"I think we're probably in the beginning of a demand growth cycle," Fiore said on a call Thursday. "We're waking up and we're ready to start running again."
Fiore attributed some of the demand growth in January to suppliers beginning to increase production as they've been depleting inventories in recent months. However, he maintained that the industry as a whole still isn't likely to move into growth territory until March.
The S&P Global PMI Index recorded an even more enthusiastic January, with a reading of 50.7, the first time the industry saw improvement since April 2023. Like ISM, S&P Global attributed the expansion to a rise in new orders, though it noted some slowdown due to long lead times and weakened supplier performance.
"Manufacturers have started the year with a spring in their step. Business optimism about the year ahead has surged to its highest since early 2022 thanks to a jump in demand. New orders are rising at a pace not seen for over a year and a half, improving especially sharply for consumer goods as households benefit from signs of an easing in inflation and looser financial conditions," Chris Williamson, Chief Business Economist at S&P Global Market Intelligence, said in a statement.
Unlike demand, prices saw less improvement in the past month, driven by inflated transportation, supplier and fuel costs, according to S&P Global.
The two indices diverged over employment performance.
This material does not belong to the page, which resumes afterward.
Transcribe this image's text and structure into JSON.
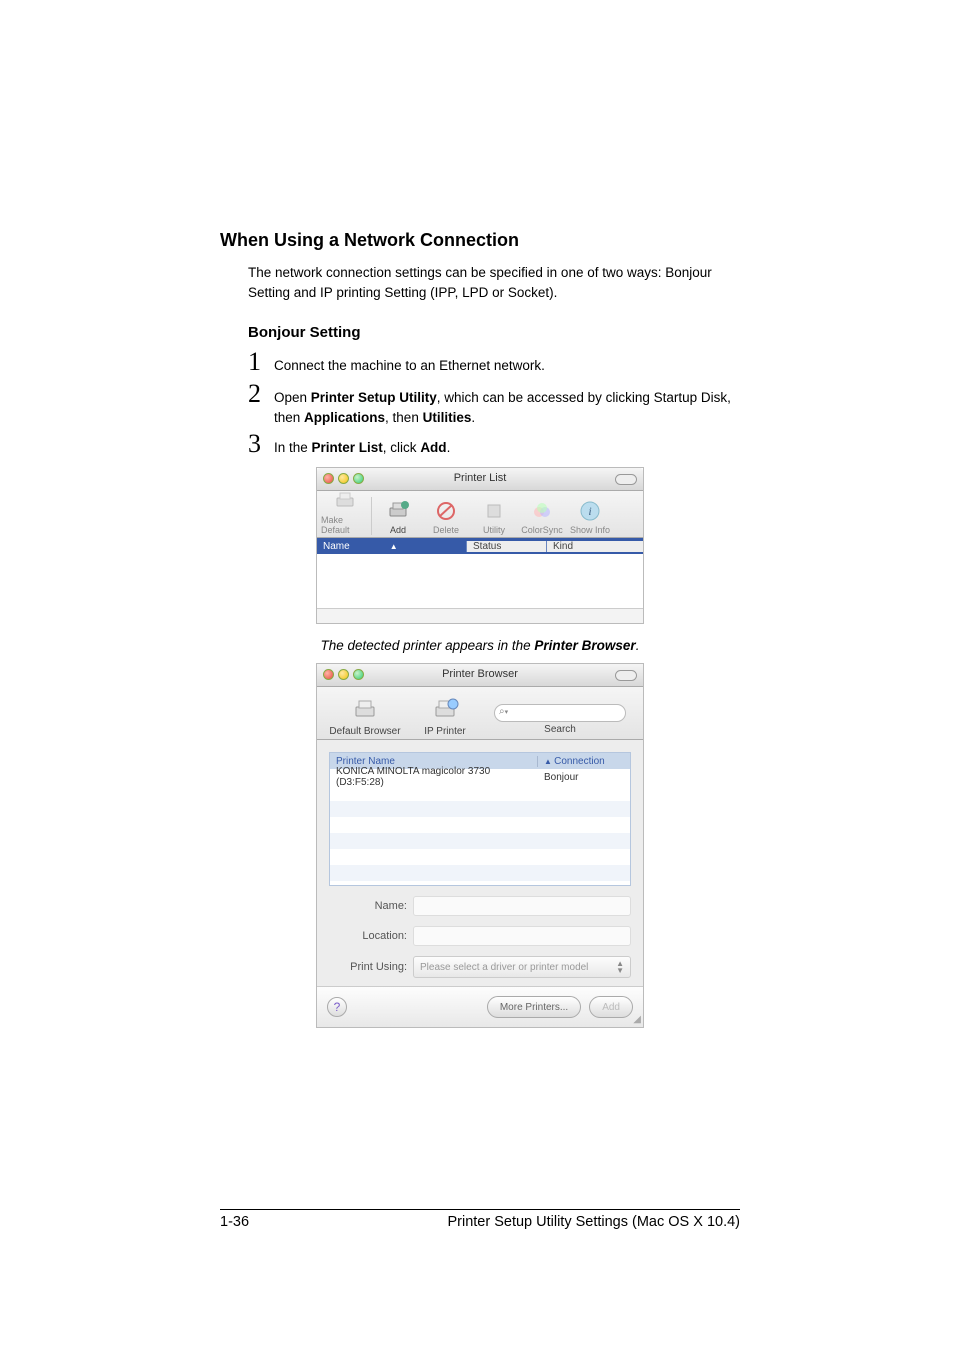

S&P Global noting that payrolls improved marginally in January, while ISM reported a slight drop to 47.1%.
While employers are still using layoffs and attrition to manage headcount as needed, Fiore noted that may slowly change in the months ahead, with manufacturers phasing in new hiring plans over time as the market continues to improve.
"I don't think anyone is seeing dramatic growth which would require a dramatic increase in employment," Fiore said. "It's going to be a slow growth."